### Assignment
Within the material below, count every line with the string "selector". Give no more than the number.

──────────────────────────────

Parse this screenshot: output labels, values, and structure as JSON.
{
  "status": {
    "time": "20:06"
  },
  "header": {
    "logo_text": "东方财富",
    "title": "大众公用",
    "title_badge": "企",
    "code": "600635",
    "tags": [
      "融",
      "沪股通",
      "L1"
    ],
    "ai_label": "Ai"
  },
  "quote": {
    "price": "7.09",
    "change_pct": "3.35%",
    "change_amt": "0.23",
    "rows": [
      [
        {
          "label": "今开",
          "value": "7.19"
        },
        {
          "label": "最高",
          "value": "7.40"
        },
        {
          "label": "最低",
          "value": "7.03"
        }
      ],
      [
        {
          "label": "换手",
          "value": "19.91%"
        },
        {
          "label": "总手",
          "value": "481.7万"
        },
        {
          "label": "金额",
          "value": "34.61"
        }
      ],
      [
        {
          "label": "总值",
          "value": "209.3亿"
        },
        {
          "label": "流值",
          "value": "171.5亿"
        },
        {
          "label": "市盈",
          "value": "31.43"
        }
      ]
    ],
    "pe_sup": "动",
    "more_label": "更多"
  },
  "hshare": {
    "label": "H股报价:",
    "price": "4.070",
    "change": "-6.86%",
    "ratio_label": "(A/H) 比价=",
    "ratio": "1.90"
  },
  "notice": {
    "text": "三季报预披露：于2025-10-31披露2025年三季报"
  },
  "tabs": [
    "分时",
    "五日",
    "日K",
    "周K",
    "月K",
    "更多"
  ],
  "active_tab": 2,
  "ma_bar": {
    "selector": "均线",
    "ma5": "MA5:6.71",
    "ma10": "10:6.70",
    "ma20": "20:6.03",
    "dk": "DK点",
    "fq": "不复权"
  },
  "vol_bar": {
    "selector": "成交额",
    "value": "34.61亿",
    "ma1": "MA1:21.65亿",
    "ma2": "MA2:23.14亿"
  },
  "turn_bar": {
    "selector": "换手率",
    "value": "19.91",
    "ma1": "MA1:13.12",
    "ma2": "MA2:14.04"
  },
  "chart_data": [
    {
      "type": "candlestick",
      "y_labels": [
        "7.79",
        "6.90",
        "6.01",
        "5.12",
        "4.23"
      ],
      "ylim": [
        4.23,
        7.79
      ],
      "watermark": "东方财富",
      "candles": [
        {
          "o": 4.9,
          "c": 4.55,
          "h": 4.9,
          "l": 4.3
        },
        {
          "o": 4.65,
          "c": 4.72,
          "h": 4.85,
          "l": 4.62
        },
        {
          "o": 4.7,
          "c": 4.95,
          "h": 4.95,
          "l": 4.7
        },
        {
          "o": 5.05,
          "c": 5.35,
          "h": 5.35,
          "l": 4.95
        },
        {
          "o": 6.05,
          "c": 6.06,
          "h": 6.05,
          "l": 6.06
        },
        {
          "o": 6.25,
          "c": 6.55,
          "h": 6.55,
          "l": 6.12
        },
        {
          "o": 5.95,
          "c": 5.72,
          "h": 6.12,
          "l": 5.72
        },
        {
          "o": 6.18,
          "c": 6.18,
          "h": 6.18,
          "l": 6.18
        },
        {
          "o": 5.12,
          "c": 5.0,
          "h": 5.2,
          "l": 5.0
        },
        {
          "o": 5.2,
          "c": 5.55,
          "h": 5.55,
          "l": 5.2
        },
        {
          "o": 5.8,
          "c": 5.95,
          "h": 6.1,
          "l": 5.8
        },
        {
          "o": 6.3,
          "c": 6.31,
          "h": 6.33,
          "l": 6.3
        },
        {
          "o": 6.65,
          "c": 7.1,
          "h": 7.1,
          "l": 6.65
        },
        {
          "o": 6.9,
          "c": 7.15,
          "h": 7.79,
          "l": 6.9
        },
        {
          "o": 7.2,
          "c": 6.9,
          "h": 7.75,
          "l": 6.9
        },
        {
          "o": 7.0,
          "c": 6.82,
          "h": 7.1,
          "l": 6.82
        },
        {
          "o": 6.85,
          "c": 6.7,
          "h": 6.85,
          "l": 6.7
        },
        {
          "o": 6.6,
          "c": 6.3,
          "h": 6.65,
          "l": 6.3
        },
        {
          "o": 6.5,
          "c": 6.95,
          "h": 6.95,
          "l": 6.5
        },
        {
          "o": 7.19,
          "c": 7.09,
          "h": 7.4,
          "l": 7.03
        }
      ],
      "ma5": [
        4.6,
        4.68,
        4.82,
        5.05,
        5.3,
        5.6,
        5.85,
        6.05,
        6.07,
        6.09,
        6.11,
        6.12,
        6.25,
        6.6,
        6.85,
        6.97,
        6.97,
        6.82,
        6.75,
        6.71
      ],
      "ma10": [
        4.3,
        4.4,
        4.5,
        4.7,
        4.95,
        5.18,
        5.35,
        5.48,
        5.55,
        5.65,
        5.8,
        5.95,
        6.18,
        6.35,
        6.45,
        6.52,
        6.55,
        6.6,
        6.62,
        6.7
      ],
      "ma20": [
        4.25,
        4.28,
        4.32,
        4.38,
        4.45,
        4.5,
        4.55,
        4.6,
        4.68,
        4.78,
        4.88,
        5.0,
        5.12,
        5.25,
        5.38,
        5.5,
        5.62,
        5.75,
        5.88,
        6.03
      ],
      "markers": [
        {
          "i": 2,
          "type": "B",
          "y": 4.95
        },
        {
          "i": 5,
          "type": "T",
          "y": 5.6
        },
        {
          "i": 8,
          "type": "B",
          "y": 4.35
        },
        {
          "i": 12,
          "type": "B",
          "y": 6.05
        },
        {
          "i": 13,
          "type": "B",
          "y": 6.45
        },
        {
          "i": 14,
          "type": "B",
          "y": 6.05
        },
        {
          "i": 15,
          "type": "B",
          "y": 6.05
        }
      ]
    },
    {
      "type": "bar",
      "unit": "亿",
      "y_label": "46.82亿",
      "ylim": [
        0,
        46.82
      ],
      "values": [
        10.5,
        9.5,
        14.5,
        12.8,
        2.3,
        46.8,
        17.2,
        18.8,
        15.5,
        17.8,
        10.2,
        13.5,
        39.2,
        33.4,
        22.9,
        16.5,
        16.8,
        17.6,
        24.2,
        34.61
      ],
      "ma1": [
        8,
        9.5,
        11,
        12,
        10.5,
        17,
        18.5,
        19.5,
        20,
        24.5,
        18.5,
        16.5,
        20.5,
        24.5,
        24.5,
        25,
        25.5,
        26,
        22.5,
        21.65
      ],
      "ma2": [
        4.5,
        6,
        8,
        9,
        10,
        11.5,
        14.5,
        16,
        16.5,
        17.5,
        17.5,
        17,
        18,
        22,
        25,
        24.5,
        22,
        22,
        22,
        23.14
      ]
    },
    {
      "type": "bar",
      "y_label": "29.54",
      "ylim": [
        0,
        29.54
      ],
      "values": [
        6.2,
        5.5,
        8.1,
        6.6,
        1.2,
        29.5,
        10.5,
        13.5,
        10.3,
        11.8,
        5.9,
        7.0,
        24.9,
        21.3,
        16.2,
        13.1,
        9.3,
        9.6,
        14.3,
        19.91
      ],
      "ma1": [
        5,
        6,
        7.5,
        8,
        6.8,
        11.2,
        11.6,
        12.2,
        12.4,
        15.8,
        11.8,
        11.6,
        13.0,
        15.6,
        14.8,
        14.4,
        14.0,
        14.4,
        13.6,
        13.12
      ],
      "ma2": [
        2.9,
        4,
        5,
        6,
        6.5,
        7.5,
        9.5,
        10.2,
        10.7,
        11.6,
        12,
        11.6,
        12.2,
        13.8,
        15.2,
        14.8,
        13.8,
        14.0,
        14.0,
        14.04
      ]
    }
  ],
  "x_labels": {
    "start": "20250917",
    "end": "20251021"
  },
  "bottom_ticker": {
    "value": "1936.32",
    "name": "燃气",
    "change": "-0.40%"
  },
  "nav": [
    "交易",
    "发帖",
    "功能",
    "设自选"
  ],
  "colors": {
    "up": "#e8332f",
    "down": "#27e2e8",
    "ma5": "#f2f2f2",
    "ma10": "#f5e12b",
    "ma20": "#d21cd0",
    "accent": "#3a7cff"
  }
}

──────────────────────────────

### Expected answer
3